- Some pharmaceutical and narcotic drugs
- Excessive alcohol consumption
- Head trauma, including whiplash
- Cigarette and tobacco products
- Carbon monoxide poisoning
- Lead exposure
- Mercury toxicity
Naturally decreasing your dementia risk
Aside from avoiding all of the items listed above and getting sufficient vitamin D from sunlight (and D3 supplements, if necessary), studies have shown that getting regular exercise, as well as exercising the mind with social and mental stimulation, eating a healthy diet, maintaining a healthy weight and keeping blood pressure in the normal range, can also help prevent dementia.
I explain how to calculate the amount of vitamin D you need in the video ‘Vitamin D vs Disease’.
1 Harris, Herbert W., MD. “Vitamin D deficiency and psychiatric illness”. Current Psychiatry, April 1, 2013. Web. July 2016
2 P Prabhakar, SR Chandra, M Supriya, et al. “Vitamin D status and vascular dementia due to cerebral small vessel disease in the elderly Asian Indian population”. Journal of Neurological Sciences, December 15, 2015. Web. July 2016
Mercola, Joseph, MD. “Link Between Vitamin D Deficiency and Dementia Confirmed.” Mercola, November 6, 2014. Web. July 2016

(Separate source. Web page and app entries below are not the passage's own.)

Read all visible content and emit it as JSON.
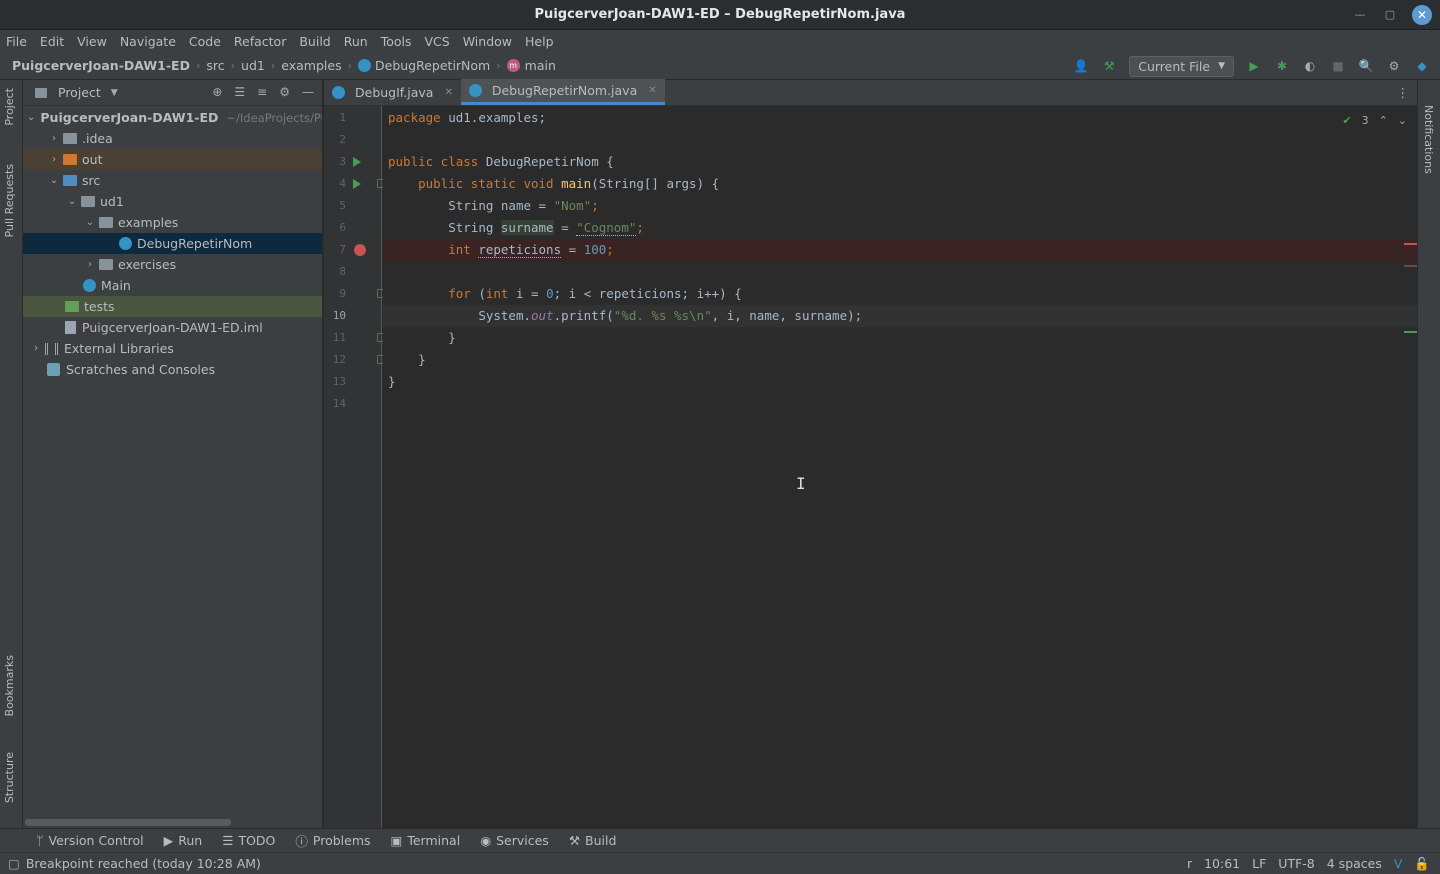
{
  "window": {
    "title": "PuigcerverJoan-DAW1-ED – DebugRepetirNom.java"
  },
  "menu": [
    "File",
    "Edit",
    "View",
    "Navigate",
    "Code",
    "Refactor",
    "Build",
    "Run",
    "Tools",
    "VCS",
    "Window",
    "Help"
  ],
  "breadcrumb": {
    "project": "PuigcerverJoan-DAW1-ED",
    "p1": "src",
    "p2": "ud1",
    "p3": "examples",
    "cls": "DebugRepetirNom",
    "method": "main"
  },
  "run_config": "Current File",
  "project_panel": {
    "label": "Project",
    "root": "PuigcerverJoan-DAW1-ED",
    "root_path": "~/IdeaProjects/Pui",
    "items": {
      "idea": ".idea",
      "out": "out",
      "src": "src",
      "ud1": "ud1",
      "examples": "examples",
      "debug": "DebugRepetirNom",
      "exercises": "exercises",
      "main": "Main",
      "tests": "tests",
      "iml": "PuigcerverJoan-DAW1-ED.iml",
      "ext": "External Libraries",
      "scratch": "Scratches and Consoles"
    }
  },
  "tabs": [
    {
      "label": "DebugIf.java"
    },
    {
      "label": "DebugRepetirNom.java"
    }
  ],
  "editor": {
    "line_numbers": [
      "1",
      "2",
      "3",
      "4",
      "5",
      "6",
      "7",
      "8",
      "9",
      "10",
      "11",
      "12",
      "13",
      "14"
    ],
    "inspection_count": "3",
    "code": {
      "l1_kw": "package",
      "l1_rest": " ud1.examples;",
      "l3_kw1": "public class",
      "l3_name": " DebugRepetirNom",
      "l3_rest": " {",
      "l4_kw": "public static void",
      "l4_fn": "main",
      "l4_rest": "(String[] args) {",
      "l5_type": "String",
      "l5_var": " name = ",
      "l5_str": "\"Nom\"",
      "l5_end": ";",
      "l6_type": "String",
      "l6_var": "surname",
      "l6_eq": " = ",
      "l6_str": "\"Cognom\"",
      "l6_end": ";",
      "l7_kw": "int",
      "l7_var": "repeticions",
      "l7_eq": " = ",
      "l7_num": "100",
      "l7_end": ";",
      "l9_kw": "for",
      "l9_a": " (",
      "l9_int": "int",
      "l9_b": " i = ",
      "l9_zero": "0",
      "l9_c": "; i < repeticions; i++) {",
      "l10_a": "System.",
      "l10_out": "out",
      "l10_b": ".printf(",
      "l10_str": "\"%d. %s %s\\n\"",
      "l10_c": ", i, name, surname);",
      "l11": "}",
      "l12": "}",
      "l13": "}"
    }
  },
  "side_tabs": {
    "project": "Project",
    "pull": "Pull Requests",
    "bookmarks": "Bookmarks",
    "structure": "Structure",
    "notifications": "Notifications"
  },
  "bottom_tools": [
    "Version Control",
    "Run",
    "TODO",
    "Problems",
    "Terminal",
    "Services",
    "Build"
  ],
  "status": {
    "message": "Breakpoint reached (today 10:28 AM)",
    "r": "r",
    "pos": "10:61",
    "eol": "LF",
    "enc": "UTF-8",
    "indent": "4 spaces"
  }
}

Knopman, David S., MD. “Vitamin D: Can it prevent Alzheimer’s & dementia?” Mayo Clinic, May 7, 2015. Web. July 2016
“Dementia – Symptoms and Causes”. Mayo Clinic, n.d. Web. July 2016
“List of Things That Kill Brain Cells: The Death of Neurons”. Mental Health Today, n.d. Web. July 2016
“Can Dementia Be Prevented?” NHS Choices, n.d. Web. July 2016
RH Tan, K Pok, S Wong, D Brooks, et al. “The pathogenesis of cingulate atrophy in behavioral variant frontotemporal dementia and Alzheimer’s disease”. ACTA Neuropathologica Communications, July 5, 2013. Web. July 2016